[Source material Boundary: Start]

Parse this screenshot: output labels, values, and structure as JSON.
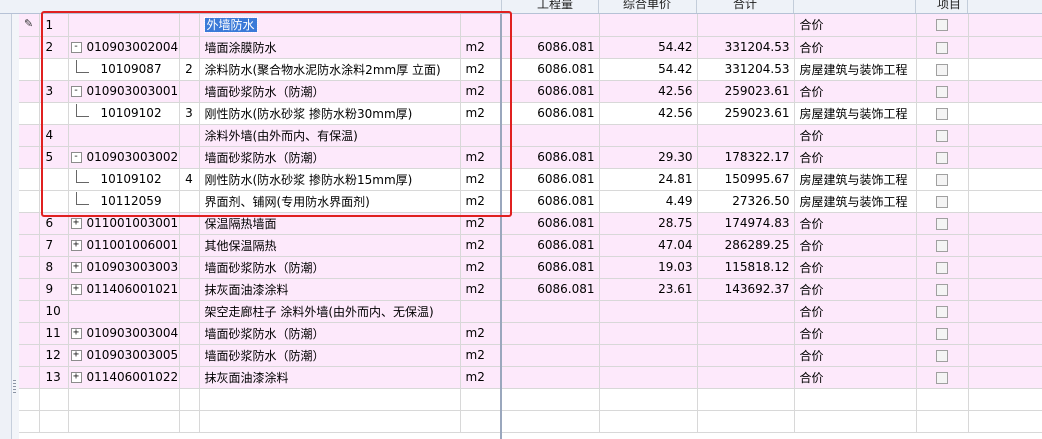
{
  "header": {
    "quantity": "工程量",
    "unit_price": "综合单价",
    "total": "合计",
    "item": "项目"
  },
  "rows": [
    {
      "idx": "1",
      "code": "",
      "seq": "",
      "name": "外墙防水",
      "unit": "",
      "qty": "",
      "price": "",
      "total": "",
      "type": "合价",
      "bg": "pink",
      "tree": "none",
      "selected": true
    },
    {
      "idx": "2",
      "code": "010903002004",
      "seq": "",
      "name": "墙面涂膜防水",
      "unit": "m2",
      "qty": "6086.081",
      "price": "54.42",
      "total": "331204.53",
      "type": "合价",
      "bg": "pink",
      "tree": "minus"
    },
    {
      "idx": "",
      "code": "10109087",
      "seq": "2",
      "name": "涂料防水(聚合物水泥防水涂料2mm厚 立面)",
      "unit": "m2",
      "qty": "6086.081",
      "price": "54.42",
      "total": "331204.53",
      "type": "房屋建筑与装饰工程",
      "bg": "white",
      "tree": "child"
    },
    {
      "idx": "3",
      "code": "010903003001",
      "seq": "",
      "name": "墙面砂浆防水（防潮）",
      "unit": "m2",
      "qty": "6086.081",
      "price": "42.56",
      "total": "259023.61",
      "type": "合价",
      "bg": "pink",
      "tree": "minus"
    },
    {
      "idx": "",
      "code": "10109102",
      "seq": "3",
      "name": "刚性防水(防水砂浆 掺防水粉30mm厚)",
      "unit": "m2",
      "qty": "6086.081",
      "price": "42.56",
      "total": "259023.61",
      "type": "房屋建筑与装饰工程",
      "bg": "white",
      "tree": "child"
    },
    {
      "idx": "4",
      "code": "",
      "seq": "",
      "name": "涂料外墙(由外而内、有保温)",
      "unit": "",
      "qty": "",
      "price": "",
      "total": "",
      "type": "合价",
      "bg": "pink",
      "tree": "none"
    },
    {
      "idx": "5",
      "code": "010903003002",
      "seq": "",
      "name": "墙面砂浆防水（防潮）",
      "unit": "m2",
      "qty": "6086.081",
      "price": "29.30",
      "total": "178322.17",
      "type": "合价",
      "bg": "pink",
      "tree": "minus"
    },
    {
      "idx": "",
      "code": "10109102",
      "seq": "4",
      "name": "刚性防水(防水砂浆 掺防水粉15mm厚)",
      "unit": "m2",
      "qty": "6086.081",
      "price": "24.81",
      "total": "150995.67",
      "type": "房屋建筑与装饰工程",
      "bg": "white",
      "tree": "child"
    },
    {
      "idx": "",
      "code": "10112059",
      "seq": "",
      "name": "界面剂、铺网(专用防水界面剂)",
      "unit": "m2",
      "qty": "6086.081",
      "price": "4.49",
      "total": "27326.50",
      "type": "房屋建筑与装饰工程",
      "bg": "white",
      "tree": "child"
    },
    {
      "idx": "6",
      "code": "011001003001",
      "seq": "",
      "name": "保温隔热墙面",
      "unit": "m2",
      "qty": "6086.081",
      "price": "28.75",
      "total": "174974.83",
      "type": "合价",
      "bg": "pink",
      "tree": "plus"
    },
    {
      "idx": "7",
      "code": "011001006001",
      "seq": "",
      "name": "其他保温隔热",
      "unit": "m2",
      "qty": "6086.081",
      "price": "47.04",
      "total": "286289.25",
      "type": "合价",
      "bg": "pink",
      "tree": "plus"
    },
    {
      "idx": "8",
      "code": "010903003003",
      "seq": "",
      "name": "墙面砂浆防水（防潮）",
      "unit": "m2",
      "qty": "6086.081",
      "price": "19.03",
      "total": "115818.12",
      "type": "合价",
      "bg": "pink",
      "tree": "plus"
    },
    {
      "idx": "9",
      "code": "011406001021",
      "seq": "",
      "name": "抹灰面油漆涂料",
      "unit": "m2",
      "qty": "6086.081",
      "price": "23.61",
      "total": "143692.37",
      "type": "合价",
      "bg": "pink",
      "tree": "plus"
    },
    {
      "idx": "10",
      "code": "",
      "seq": "",
      "name": "架空走廊柱子 涂料外墙(由外而内、无保温)",
      "unit": "",
      "qty": "",
      "price": "",
      "total": "",
      "type": "合价",
      "bg": "pink",
      "tree": "none"
    },
    {
      "idx": "11",
      "code": "010903003004",
      "seq": "",
      "name": "墙面砂浆防水（防潮）",
      "unit": "m2",
      "qty": "",
      "price": "",
      "total": "",
      "type": "合价",
      "bg": "pink",
      "tree": "plus"
    },
    {
      "idx": "12",
      "code": "010903003005",
      "seq": "",
      "name": "墙面砂浆防水（防潮）",
      "unit": "m2",
      "qty": "",
      "price": "",
      "total": "",
      "type": "合价",
      "bg": "pink",
      "tree": "plus"
    },
    {
      "idx": "13",
      "code": "011406001022",
      "seq": "",
      "name": "抹灰面油漆涂料",
      "unit": "m2",
      "qty": "",
      "price": "",
      "total": "",
      "type": "合价",
      "bg": "pink",
      "tree": "plus"
    }
  ],
  "tree_icons": {
    "minus": "-",
    "plus": "+"
  },
  "colors": {
    "row_pink": "#fde9fb",
    "selection": "#3b7ad8",
    "highlight_box": "#e02020"
  }
}
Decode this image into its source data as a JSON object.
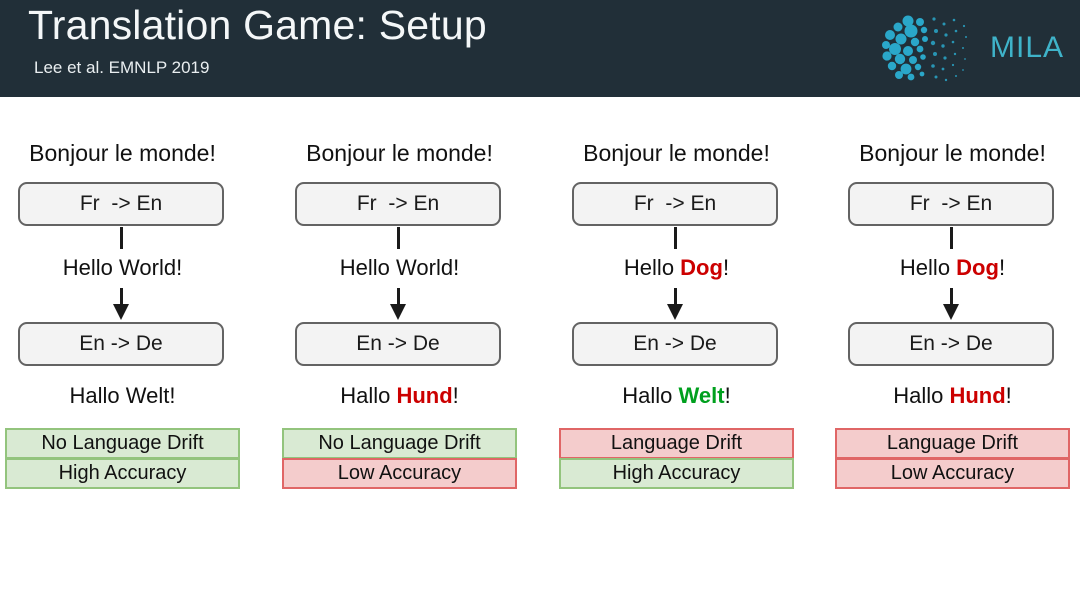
{
  "header": {
    "title": "Translation Game: Setup",
    "subtitle": "Lee et al. EMNLP 2019",
    "bar_color": "#212f38",
    "title_color": "#f4f7f8",
    "logo": {
      "name": "mila-logo",
      "text": "MILA",
      "text_color": "#3fb3c9",
      "mark_color": "#2aa7c9"
    }
  },
  "palette": {
    "green_fill": "#d9ead3",
    "green_border": "#93c47d",
    "red_fill": "#f4cccc",
    "red_border": "#e06666",
    "box_fill": "#f3f3f3",
    "box_border": "#636363",
    "highlight_red": "#cc0000",
    "highlight_green": "#00a01e"
  },
  "columns": [
    {
      "source_text": "Bonjour le monde!",
      "model_1": "Fr  -> En",
      "middle_prefix": "Hello ",
      "middle_highlight": "",
      "middle_highlight_color": "",
      "middle_suffix": "World!",
      "model_2": "En -> De",
      "output_prefix": "Hallo ",
      "output_highlight": "",
      "output_highlight_color": "",
      "output_suffix": "Welt!",
      "outcomes": [
        {
          "label": "No Language Drift",
          "status": "green"
        },
        {
          "label": "High Accuracy",
          "status": "green"
        }
      ]
    },
    {
      "source_text": "Bonjour le monde!",
      "model_1": "Fr  -> En",
      "middle_prefix": "Hello ",
      "middle_highlight": "",
      "middle_highlight_color": "",
      "middle_suffix": "World!",
      "model_2": "En -> De",
      "output_prefix": "Hallo ",
      "output_highlight": "Hund",
      "output_highlight_color": "red",
      "output_suffix": "!",
      "outcomes": [
        {
          "label": "No Language Drift",
          "status": "green"
        },
        {
          "label": "Low Accuracy",
          "status": "red"
        }
      ]
    },
    {
      "source_text": "Bonjour le monde!",
      "model_1": "Fr  -> En",
      "middle_prefix": "Hello ",
      "middle_highlight": "Dog",
      "middle_highlight_color": "red",
      "middle_suffix": "!",
      "model_2": "En -> De",
      "output_prefix": "Hallo ",
      "output_highlight": "Welt",
      "output_highlight_color": "green",
      "output_suffix": "!",
      "outcomes": [
        {
          "label": "Language Drift",
          "status": "red"
        },
        {
          "label": "High Accuracy",
          "status": "green"
        }
      ]
    },
    {
      "source_text": "Bonjour le monde!",
      "model_1": "Fr  -> En",
      "middle_prefix": "Hello ",
      "middle_highlight": "Dog",
      "middle_highlight_color": "red",
      "middle_suffix": "!",
      "model_2": "En -> De",
      "output_prefix": "Hallo ",
      "output_highlight": "Hund",
      "output_highlight_color": "red",
      "output_suffix": "!",
      "outcomes": [
        {
          "label": "Language Drift",
          "status": "red"
        },
        {
          "label": "Low Accuracy",
          "status": "red"
        }
      ]
    }
  ]
}
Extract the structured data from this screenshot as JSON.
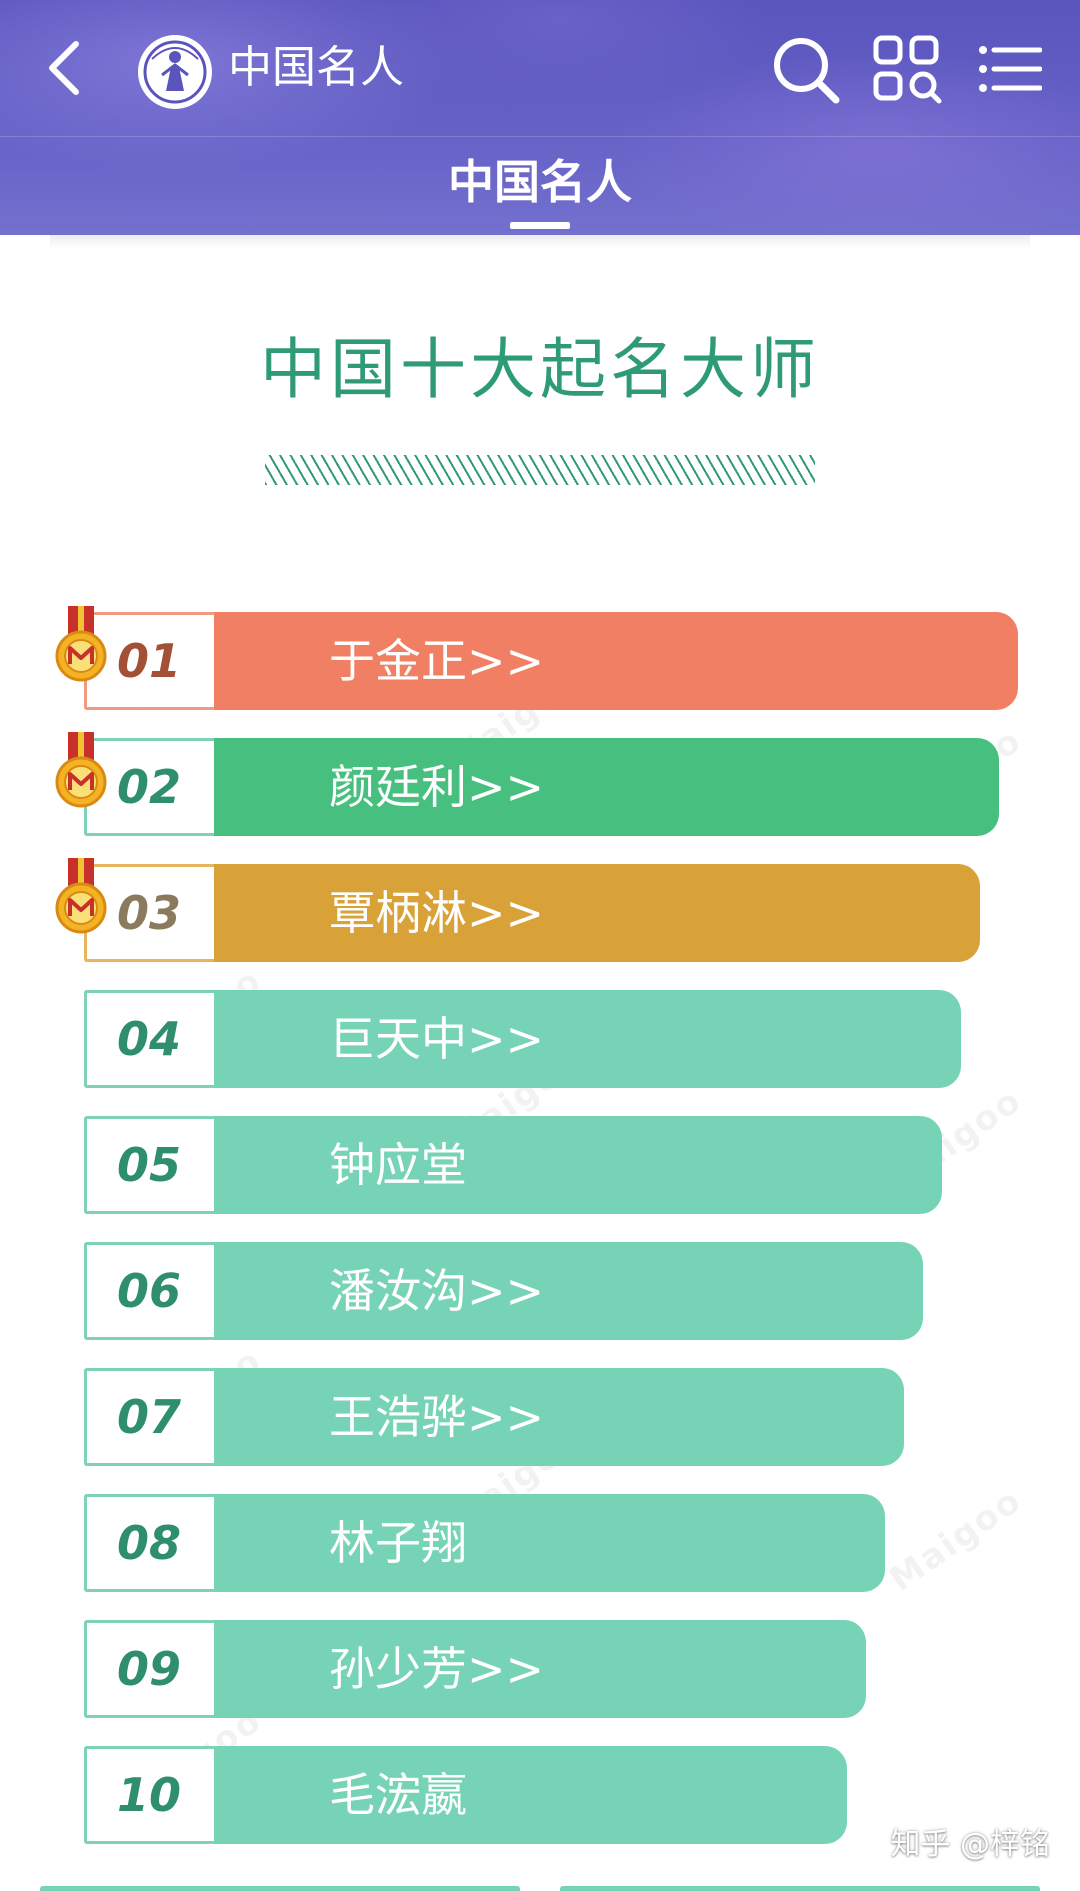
{
  "header": {
    "app_title": "中国名人",
    "tab_label": "中国名人"
  },
  "main": {
    "title": "中国十大起名大师"
  },
  "ranking": [
    {
      "rank": "01",
      "name": "于金正>>"
    },
    {
      "rank": "02",
      "name": "颜廷利>>"
    },
    {
      "rank": "03",
      "name": "覃柄淋>>"
    },
    {
      "rank": "04",
      "name": "巨天中>>"
    },
    {
      "rank": "05",
      "name": "钟应堂"
    },
    {
      "rank": "06",
      "name": "潘汝沟>>"
    },
    {
      "rank": "07",
      "name": "王浩骅>>"
    },
    {
      "rank": "08",
      "name": "林子翔"
    },
    {
      "rank": "09",
      "name": "孙少芳>>"
    },
    {
      "rank": "10",
      "name": "毛浤嬴"
    }
  ],
  "footer": {
    "credit": "知乎 @梓铭"
  },
  "colors": {
    "header_bg": "#5a55bd",
    "title_green": "#2f9b76",
    "rank1": "#f07f64",
    "rank2": "#47c07f",
    "rank3": "#d9a239",
    "rank_default": "#77d3b6"
  },
  "icons": [
    "back-icon",
    "logo-icon",
    "search-icon",
    "grid-icon",
    "menu-icon",
    "medal-icon"
  ]
}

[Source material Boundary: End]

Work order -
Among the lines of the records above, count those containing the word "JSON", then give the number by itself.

Answer below -
3